▶ _Assignment_: Your response should be a copy of each line in the listing below that includes the word "time".
+++ Provided entries +++
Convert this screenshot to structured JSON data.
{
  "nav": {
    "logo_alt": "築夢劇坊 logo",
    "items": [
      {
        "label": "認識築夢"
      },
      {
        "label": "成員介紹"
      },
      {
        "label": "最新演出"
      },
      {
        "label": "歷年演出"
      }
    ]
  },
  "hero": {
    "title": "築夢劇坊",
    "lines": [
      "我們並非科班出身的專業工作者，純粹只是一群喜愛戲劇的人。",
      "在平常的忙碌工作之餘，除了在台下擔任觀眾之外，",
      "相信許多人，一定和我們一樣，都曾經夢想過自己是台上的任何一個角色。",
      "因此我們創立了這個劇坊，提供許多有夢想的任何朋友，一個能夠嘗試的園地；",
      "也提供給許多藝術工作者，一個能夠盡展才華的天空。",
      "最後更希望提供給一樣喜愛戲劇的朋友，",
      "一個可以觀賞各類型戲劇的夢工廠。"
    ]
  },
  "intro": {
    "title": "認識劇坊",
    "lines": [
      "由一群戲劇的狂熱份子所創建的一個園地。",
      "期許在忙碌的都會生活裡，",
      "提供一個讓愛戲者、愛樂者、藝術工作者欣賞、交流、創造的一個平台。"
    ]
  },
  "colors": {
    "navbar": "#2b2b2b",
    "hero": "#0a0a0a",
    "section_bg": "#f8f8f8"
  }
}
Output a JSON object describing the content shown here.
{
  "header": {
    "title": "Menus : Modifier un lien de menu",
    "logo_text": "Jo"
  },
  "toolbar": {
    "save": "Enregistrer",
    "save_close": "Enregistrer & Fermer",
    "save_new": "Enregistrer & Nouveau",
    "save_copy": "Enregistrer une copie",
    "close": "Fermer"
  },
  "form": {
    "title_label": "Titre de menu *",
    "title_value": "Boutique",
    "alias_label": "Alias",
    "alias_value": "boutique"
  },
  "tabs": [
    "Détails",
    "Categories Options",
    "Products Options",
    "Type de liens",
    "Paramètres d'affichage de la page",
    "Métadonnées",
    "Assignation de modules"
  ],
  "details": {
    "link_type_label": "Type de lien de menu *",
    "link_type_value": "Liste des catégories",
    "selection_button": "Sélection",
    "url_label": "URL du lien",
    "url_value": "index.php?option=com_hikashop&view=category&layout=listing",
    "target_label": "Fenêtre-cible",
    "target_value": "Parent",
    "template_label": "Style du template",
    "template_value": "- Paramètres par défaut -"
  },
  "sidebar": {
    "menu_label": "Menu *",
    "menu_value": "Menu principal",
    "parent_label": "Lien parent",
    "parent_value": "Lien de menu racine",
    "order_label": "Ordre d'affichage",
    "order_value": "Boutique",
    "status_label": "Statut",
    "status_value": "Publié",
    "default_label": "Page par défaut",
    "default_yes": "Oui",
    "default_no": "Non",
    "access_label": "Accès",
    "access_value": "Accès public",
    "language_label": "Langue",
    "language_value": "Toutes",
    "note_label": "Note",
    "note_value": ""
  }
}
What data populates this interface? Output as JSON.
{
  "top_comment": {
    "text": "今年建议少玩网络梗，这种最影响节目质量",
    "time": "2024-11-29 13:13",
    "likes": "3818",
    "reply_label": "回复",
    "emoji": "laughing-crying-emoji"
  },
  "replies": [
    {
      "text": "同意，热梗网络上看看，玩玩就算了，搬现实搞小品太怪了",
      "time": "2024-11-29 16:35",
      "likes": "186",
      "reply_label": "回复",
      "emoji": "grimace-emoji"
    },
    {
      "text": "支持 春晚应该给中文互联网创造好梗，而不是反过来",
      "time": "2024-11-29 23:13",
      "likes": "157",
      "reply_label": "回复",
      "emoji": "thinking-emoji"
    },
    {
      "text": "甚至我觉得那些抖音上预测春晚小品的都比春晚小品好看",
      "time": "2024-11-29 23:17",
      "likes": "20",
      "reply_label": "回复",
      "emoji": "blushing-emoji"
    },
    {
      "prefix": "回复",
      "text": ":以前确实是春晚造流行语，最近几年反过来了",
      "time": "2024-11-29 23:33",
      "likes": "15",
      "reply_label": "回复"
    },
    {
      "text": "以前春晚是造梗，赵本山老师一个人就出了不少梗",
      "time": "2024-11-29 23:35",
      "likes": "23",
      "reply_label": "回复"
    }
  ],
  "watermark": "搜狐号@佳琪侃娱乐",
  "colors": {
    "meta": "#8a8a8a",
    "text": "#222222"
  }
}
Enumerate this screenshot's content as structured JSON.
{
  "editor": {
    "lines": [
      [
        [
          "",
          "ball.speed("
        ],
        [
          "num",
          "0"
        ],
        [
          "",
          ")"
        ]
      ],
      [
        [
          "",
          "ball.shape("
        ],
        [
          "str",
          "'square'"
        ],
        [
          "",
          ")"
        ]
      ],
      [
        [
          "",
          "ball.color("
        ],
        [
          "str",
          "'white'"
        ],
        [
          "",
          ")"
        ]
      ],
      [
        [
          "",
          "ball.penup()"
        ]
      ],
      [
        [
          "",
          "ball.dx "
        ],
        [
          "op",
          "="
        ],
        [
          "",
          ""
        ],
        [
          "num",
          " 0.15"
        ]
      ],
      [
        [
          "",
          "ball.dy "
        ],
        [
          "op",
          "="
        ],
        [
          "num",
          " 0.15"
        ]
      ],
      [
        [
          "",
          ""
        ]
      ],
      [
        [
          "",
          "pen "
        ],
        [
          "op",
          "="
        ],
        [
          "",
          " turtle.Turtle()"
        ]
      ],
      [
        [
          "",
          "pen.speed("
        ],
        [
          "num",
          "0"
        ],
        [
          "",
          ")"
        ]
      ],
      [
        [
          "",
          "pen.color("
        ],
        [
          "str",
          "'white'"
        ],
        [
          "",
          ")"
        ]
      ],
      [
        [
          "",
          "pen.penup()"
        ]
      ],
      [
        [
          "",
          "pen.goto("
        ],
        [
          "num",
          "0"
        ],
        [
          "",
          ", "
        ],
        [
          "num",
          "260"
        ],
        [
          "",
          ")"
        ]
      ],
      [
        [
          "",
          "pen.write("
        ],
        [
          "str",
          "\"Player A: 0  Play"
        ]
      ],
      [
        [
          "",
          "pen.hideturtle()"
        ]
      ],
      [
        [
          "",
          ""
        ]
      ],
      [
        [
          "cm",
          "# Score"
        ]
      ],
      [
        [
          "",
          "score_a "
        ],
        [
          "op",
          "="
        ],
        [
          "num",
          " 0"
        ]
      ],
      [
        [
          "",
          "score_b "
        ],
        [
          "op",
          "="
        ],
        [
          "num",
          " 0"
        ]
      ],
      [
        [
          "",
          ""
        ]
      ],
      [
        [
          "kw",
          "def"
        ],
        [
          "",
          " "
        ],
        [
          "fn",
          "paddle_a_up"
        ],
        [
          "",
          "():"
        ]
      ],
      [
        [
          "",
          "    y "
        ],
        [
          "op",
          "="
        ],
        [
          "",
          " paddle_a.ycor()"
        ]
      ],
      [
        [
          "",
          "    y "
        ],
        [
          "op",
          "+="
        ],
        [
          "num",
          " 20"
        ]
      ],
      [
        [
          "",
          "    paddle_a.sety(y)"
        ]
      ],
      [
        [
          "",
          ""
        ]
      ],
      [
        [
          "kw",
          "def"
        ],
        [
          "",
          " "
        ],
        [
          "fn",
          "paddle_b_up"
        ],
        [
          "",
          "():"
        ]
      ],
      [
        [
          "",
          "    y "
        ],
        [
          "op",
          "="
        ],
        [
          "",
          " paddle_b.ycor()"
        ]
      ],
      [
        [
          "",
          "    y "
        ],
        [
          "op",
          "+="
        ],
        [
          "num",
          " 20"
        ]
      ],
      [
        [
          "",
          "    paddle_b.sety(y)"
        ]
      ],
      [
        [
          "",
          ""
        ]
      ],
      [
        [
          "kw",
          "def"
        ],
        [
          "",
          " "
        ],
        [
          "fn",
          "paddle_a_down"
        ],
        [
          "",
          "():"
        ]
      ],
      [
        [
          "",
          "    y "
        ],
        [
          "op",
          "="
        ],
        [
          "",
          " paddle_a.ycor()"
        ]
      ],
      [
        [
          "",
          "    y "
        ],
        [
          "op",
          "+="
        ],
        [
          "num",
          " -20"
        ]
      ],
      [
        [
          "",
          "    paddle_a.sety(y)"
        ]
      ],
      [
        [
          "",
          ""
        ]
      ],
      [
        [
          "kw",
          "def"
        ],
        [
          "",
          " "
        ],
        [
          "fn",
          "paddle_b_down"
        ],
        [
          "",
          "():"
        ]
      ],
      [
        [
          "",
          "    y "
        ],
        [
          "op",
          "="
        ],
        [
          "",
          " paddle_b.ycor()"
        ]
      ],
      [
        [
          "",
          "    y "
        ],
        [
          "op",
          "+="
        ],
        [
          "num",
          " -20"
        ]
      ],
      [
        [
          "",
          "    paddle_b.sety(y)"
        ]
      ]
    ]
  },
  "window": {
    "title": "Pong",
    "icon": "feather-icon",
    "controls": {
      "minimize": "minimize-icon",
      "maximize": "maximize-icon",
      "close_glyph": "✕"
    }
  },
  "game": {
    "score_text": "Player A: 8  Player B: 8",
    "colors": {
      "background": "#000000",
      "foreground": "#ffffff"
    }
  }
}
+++
▶ _Response to the task_:
    "time": "2024-11-29 13:13",
      "time": "2024-11-29 16:35",
      "time": "2024-11-29 23:13",
      "time": "2024-11-29 23:17",
      "time": "2024-11-29 23:33",
      "time": "2024-11-29 23:35",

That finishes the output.